Former first daughter Chelsea Clinton has published a provocative letter addressed to her children.
The letter is about the 2016 election and the future of American politics, the Daily Mail observes.
The letter was published in Teen Vogue and went live online on Dec. 19.
"[F]or me, the 2016 Election was most of all about you and the world I wanted for you and your generation to grow up in," the 37-year-old activist said in the letter to Charlotte, 3, and Aidan, 1. "While your grandmother's name was on the ballot, for me, it was an election fundamentally about our country's future, about your future."

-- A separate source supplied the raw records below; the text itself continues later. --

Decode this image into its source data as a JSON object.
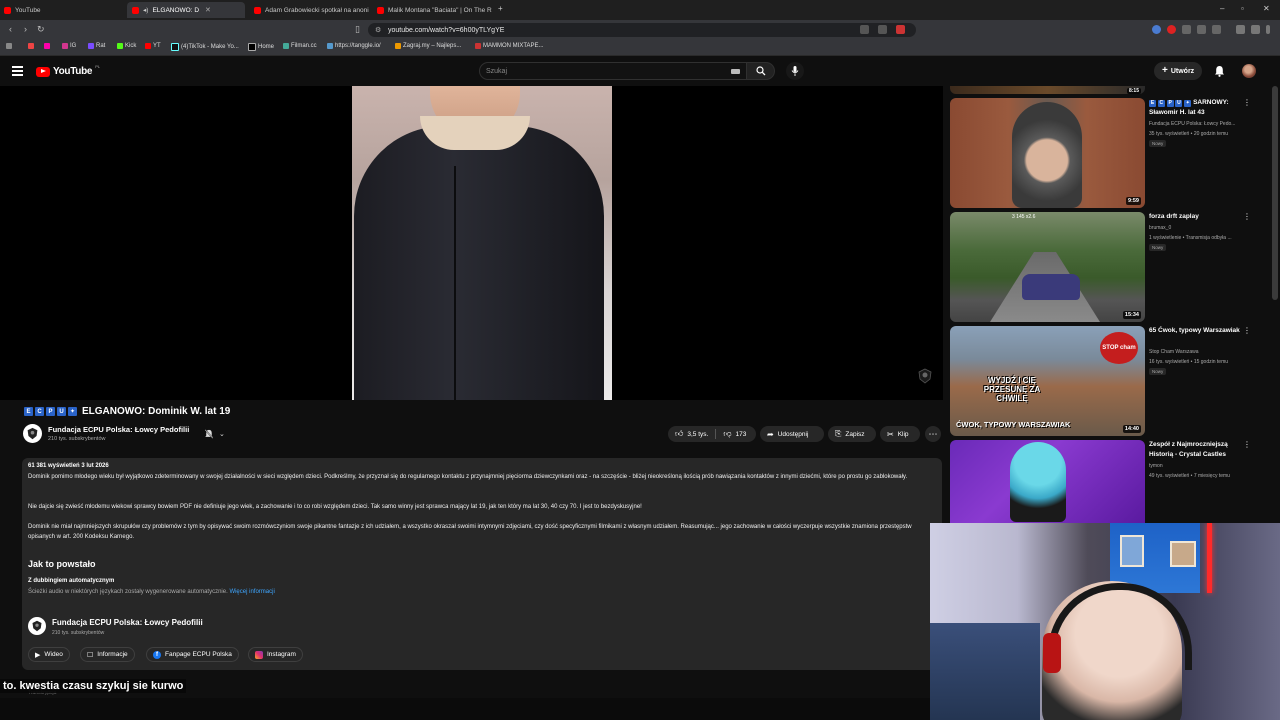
{
  "browser": {
    "tabs": [
      {
        "label": "YouTube",
        "active": false
      },
      {
        "label": "ELGANOWO: D",
        "active": true
      },
      {
        "label": "Adam Grabowiecki spotkał na anoni",
        "active": false
      },
      {
        "label": "Malik Montana \"Baciata\" | On The R",
        "active": false
      }
    ],
    "url": "youtube.com/watch?v=6h00yTLYgYE",
    "bookmarks": [
      "IG",
      "Rat",
      "Kick",
      "YT",
      "(4)TikTok - Make Yo...",
      "Home",
      "Filman.cc",
      "https://tanggle.io/",
      "Zagraj.my – Najleps...",
      "MAMMON MIXTAPE..."
    ]
  },
  "header": {
    "logo_text": "YouTube",
    "logo_country": "PL",
    "search_placeholder": "Szukaj",
    "create_label": "Utwórz"
  },
  "video": {
    "title": "ELGANOWO: Dominik W. lat 19",
    "channel_name": "Fundacja ECPU Polska: Łowcy Pedofilii",
    "subscribers": "210 tys. subskrybentów",
    "likes": "3,5 tys.",
    "dislikes": "173",
    "share_label": "Udostępnij",
    "save_label": "Zapisz",
    "clip_label": "Klip"
  },
  "description": {
    "stats": "61 381 wyświetleń  3 lut 2026",
    "paragraph1": "Dominik pomimo młodego wieku był wyjątkowo zdeterminowany w swojej działalności w sieci względem dzieci. Podkreślmy, że przyznał się do regularnego kontaktu z przynajmniej pięciorma dziewczynkami oraz - na szczęście - bliżej nieokreśloną ilością prób nawiązania kontaktów z innymi dziećmi, które po prostu go zablokowały.",
    "paragraph2": "Nie dajcie się zwieść młodemu wiekowi sprawcy bowiem PDF nie definiuje jego wiek, a zachowanie i to co robi względem dzieci. Tak samo winny jest sprawca mający lat 19, jak ten który ma lat 30, 40 czy 70. I jest to bezdyskusyjne!",
    "paragraph3": "Dominik nie miał najmniejszych skrupułów czy problemów z tym by opisywać swoim rozmówczyniom swoje pikantne fantazje z ich udziałem, a wszystko okraszał swoimi intymnymi zdjęciami, czy dość specyficznymi filmikami z własnym udziałem. Reasumując... jego zachowanie w całości wyczerpuje wszystkie znamiona przestępstw opisanych w art. 200 Kodeksu Karnego.",
    "how_made_heading": "Jak to powstało",
    "dubbing_heading": "Z dubbingiem automatycznym",
    "dubbing_text": "Ścieżki audio w niektórych językach zostały wygenerowane automatycznie.",
    "dubbing_link": "Więcej informacji",
    "channel_name": "Fundacja ECPU Polska: Łowcy Pedofilii",
    "channel_subs": "210 tys. subskrybentów",
    "chips": [
      "Wideo",
      "Informacje",
      "Fanpage ECPU Polska",
      "Instagram"
    ]
  },
  "caption": {
    "text": "to. kwestia czasu szykuj sie kurwo",
    "below": "Transkrypcja"
  },
  "related": [
    {
      "title": "SARNOWY: Sławomir H. lat 43",
      "channel": "Fundacja ECPU Polska: Łowcy Pedo...",
      "meta": "35 tys. wyświetleń • 20 godzin temu",
      "badge": "Nowy",
      "duration": "9:59"
    },
    {
      "title": "forza drft zaplay",
      "channel": "brumax_0",
      "meta": "1 wyświetlenie • Transmisja odbyła ...",
      "badge": "Nowy",
      "duration": "15:34"
    },
    {
      "title": "65 Ćwok, typowy Warszawiak",
      "channel": "Stop Cham Warszawa",
      "meta": "16 tys. wyświetleń • 15 godzin temu",
      "badge": "Nowy",
      "duration": "14:40"
    },
    {
      "title": "Zespół z Najmroczniejszą Historią - Crystal Castles",
      "channel": "tymon",
      "meta": "49 tys. wyświetleń • 7 miesięcy temu",
      "badge": "",
      "duration": ""
    }
  ],
  "related_top_duration": "8:15",
  "thumb_texts": {
    "t3_overlay": "WYJDŹ I CIĘ PRZESUNĘ ZA CHWILĘ",
    "t3_caption": "ĆWOK, TYPOWY WARSZAWIAK",
    "t3_sign": "STOP cham",
    "t2_hud": "3 145 x2.6"
  }
}
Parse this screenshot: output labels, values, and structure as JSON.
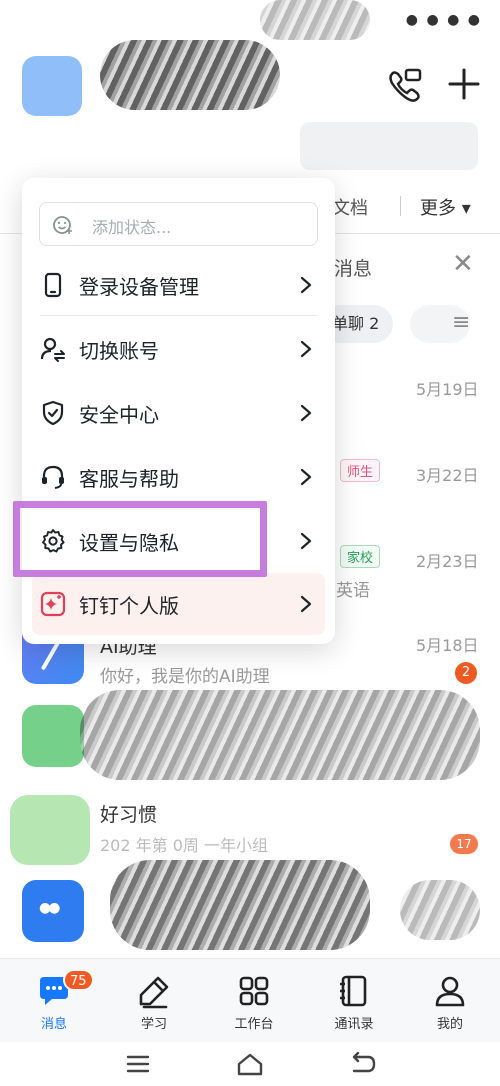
{
  "status_bar": {
    "icons": "● ● ● ●"
  },
  "header": {
    "call_icon": "phone-video-icon",
    "add_icon": "plus-icon"
  },
  "tabs": {
    "docs": "文档",
    "more": "更多 ▾"
  },
  "panel": {
    "title": "消息",
    "close": "✕",
    "chip_single": "单聊 2",
    "list_icon": "≡"
  },
  "rows": [
    {
      "date": "5月19日"
    },
    {
      "tag": "师生",
      "date": "3月22日"
    },
    {
      "tag": "家校",
      "date": "2月23日",
      "preview": "英语"
    },
    {
      "name": "AI助理",
      "preview": "你好，我是你的AI助理",
      "date": "5月18日",
      "badge": "2"
    },
    {
      "name": "好习惯",
      "preview": "202 年第 0周 一年小组",
      "badge": "17"
    }
  ],
  "popup": {
    "status_placeholder": "添加状态...",
    "items": [
      {
        "label": "登录设备管理",
        "icon": "phone-device-icon"
      },
      {
        "label": "切换账号",
        "icon": "switch-account-icon"
      },
      {
        "label": "安全中心",
        "icon": "shield-check-icon"
      },
      {
        "label": "客服与帮助",
        "icon": "headset-icon"
      },
      {
        "label": "设置与隐私",
        "icon": "gear-icon"
      },
      {
        "label": "钉钉个人版",
        "icon": "sparkle-icon"
      }
    ]
  },
  "bottom_nav": {
    "items": [
      {
        "label": "消息",
        "badge": "75",
        "active": true
      },
      {
        "label": "学习"
      },
      {
        "label": "工作台"
      },
      {
        "label": "通讯录"
      },
      {
        "label": "我的"
      }
    ]
  },
  "colors": {
    "accent": "#1677ff",
    "badge": "#f05a22",
    "highlight": "#c77dde"
  }
}
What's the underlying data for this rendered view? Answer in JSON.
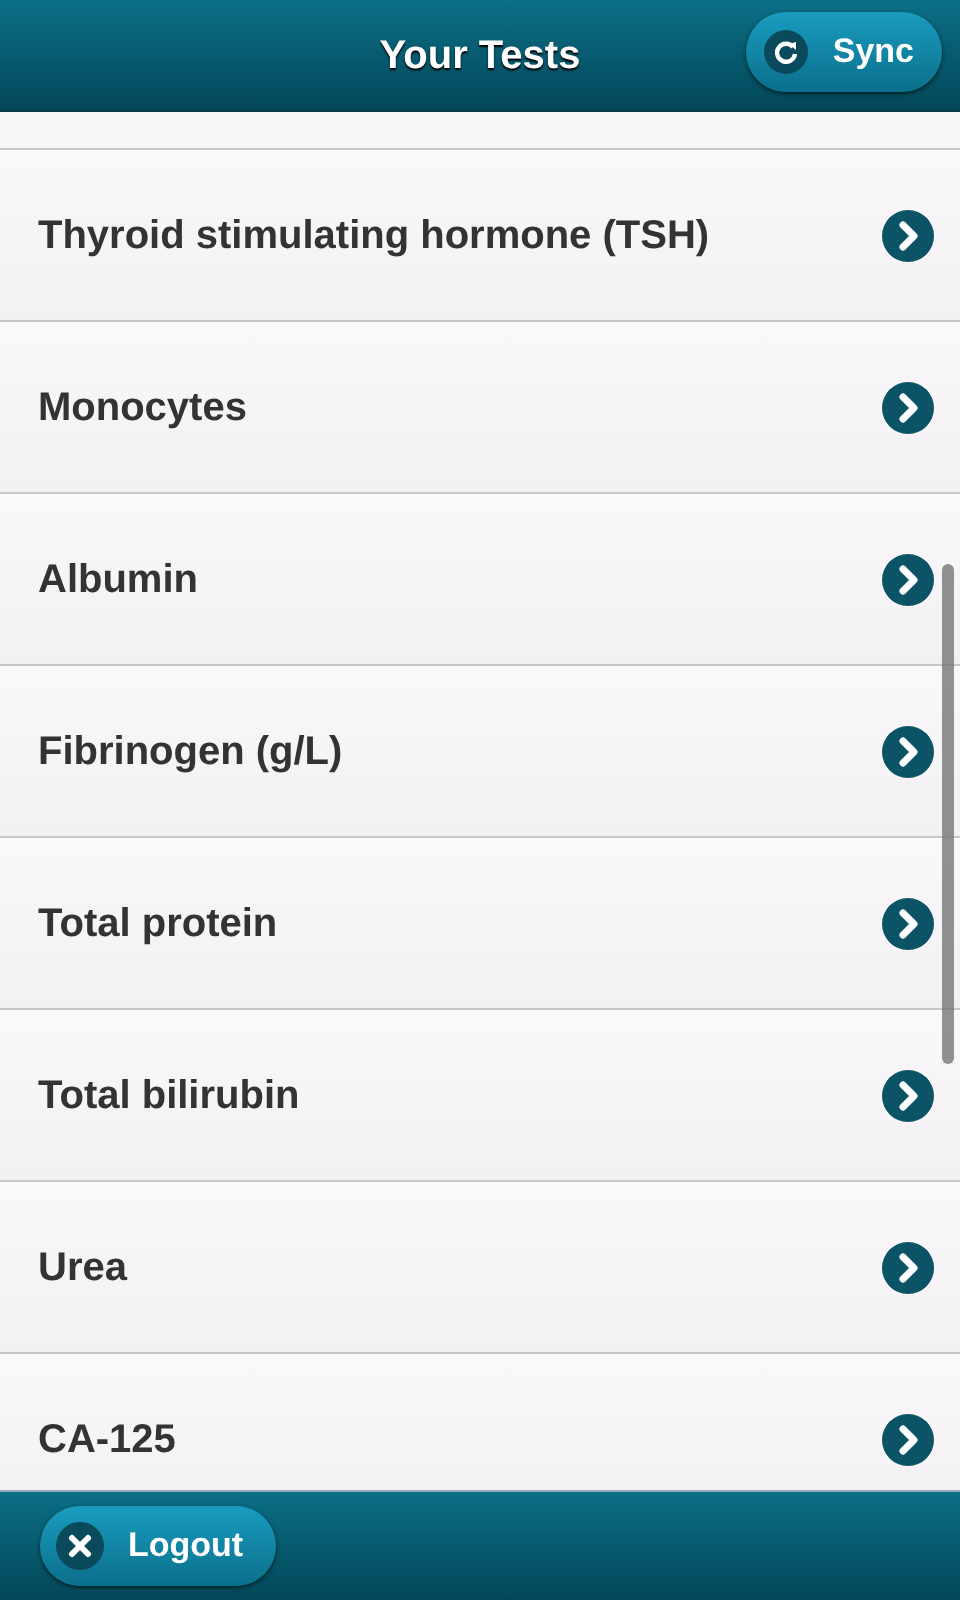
{
  "header": {
    "title": "Your Tests",
    "sync_button": "Sync"
  },
  "tests": [
    {
      "name": "Thyroid stimulating hormone (TSH)"
    },
    {
      "name": "Monocytes"
    },
    {
      "name": "Albumin"
    },
    {
      "name": "Fibrinogen (g/L)"
    },
    {
      "name": "Total protein"
    },
    {
      "name": "Total bilirubin"
    },
    {
      "name": "Urea"
    },
    {
      "name": "CA-125"
    }
  ],
  "footer": {
    "logout_button": "Logout"
  }
}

Then she wrote of their societal status. "We are very blessed and lucky," she said. "Lucky in our privilege -- you do not know what it is like to be hungry, to be homeless, to not have health care, to not have books to read, to not have a safe place to play in, to not know if your parents may be taken away in the night, to not have safe drinking water."
From there, she segued into the issue of race. "You will not have to worry about whether you may be shot because of your skin color colliding with generations of racist rot," she told her kids.
Eventually, she transitioned into a critique of President Donald Trump.
Referring to the 2016 presidential campaign, she wrote how her mother, former Secretary of State Hillary Clinton, "talked about how people with racist, sexist, xenophobic, homophobic views that then-candidate Trump emboldened and validated."
She explained her mother "repeatedly called out then-candidate Trump and others for their hate speech," on the campaign trail.
Next, the former first daughter herself called out Donald Trump:
I foolishly used to believe that the political and the personal could be separated; I no longer believe that. We have a president who excuses neo-Nazis, who wants to ban members of our military because of who they are and keep out immigrants because of who they worship; that's personal regardless of our religion, our gender, or where we're from. We have a president who denies science, whether it's vaccines or climate change or evidence that, yes, health insurance helps save lives; that's personal, too, because it's about protecting our public health today and in the future. The marked rise in bullying in our schools, with some kids citing President Trump's words to taunt others? That's personal, too. Protecting children isn't someone else's job; it's all our jobs -- even if the president doesn't think it's his.
Clearly viewing the current president as a step backward for the country, she said that the election of Donald Trump makes it clear that "who is elected to office matters," and that "a core lesson of this time in your early lives is that progress is possible, but it is not inevitable. It must be protected and advanced at the ballot box and beyond."
Speaking of the role of citizenship in a democracy, she advised: "We're citizens not just when we campaign or when we vote or when we protest. We're citizens every day in the way we treat one another, what we stand for, and what we stand against."
She closed by telling her children that she "really can't wait to hear what you think about, well, everything, including 2016."
And she ended on a positive note. "The 2016 election didn't have the outcome I hoped for, but my hopes for your futures haven't changed."
As for Chelsea Clinton's own future, it is widely assumed that it will include running for political office, as Politico observes.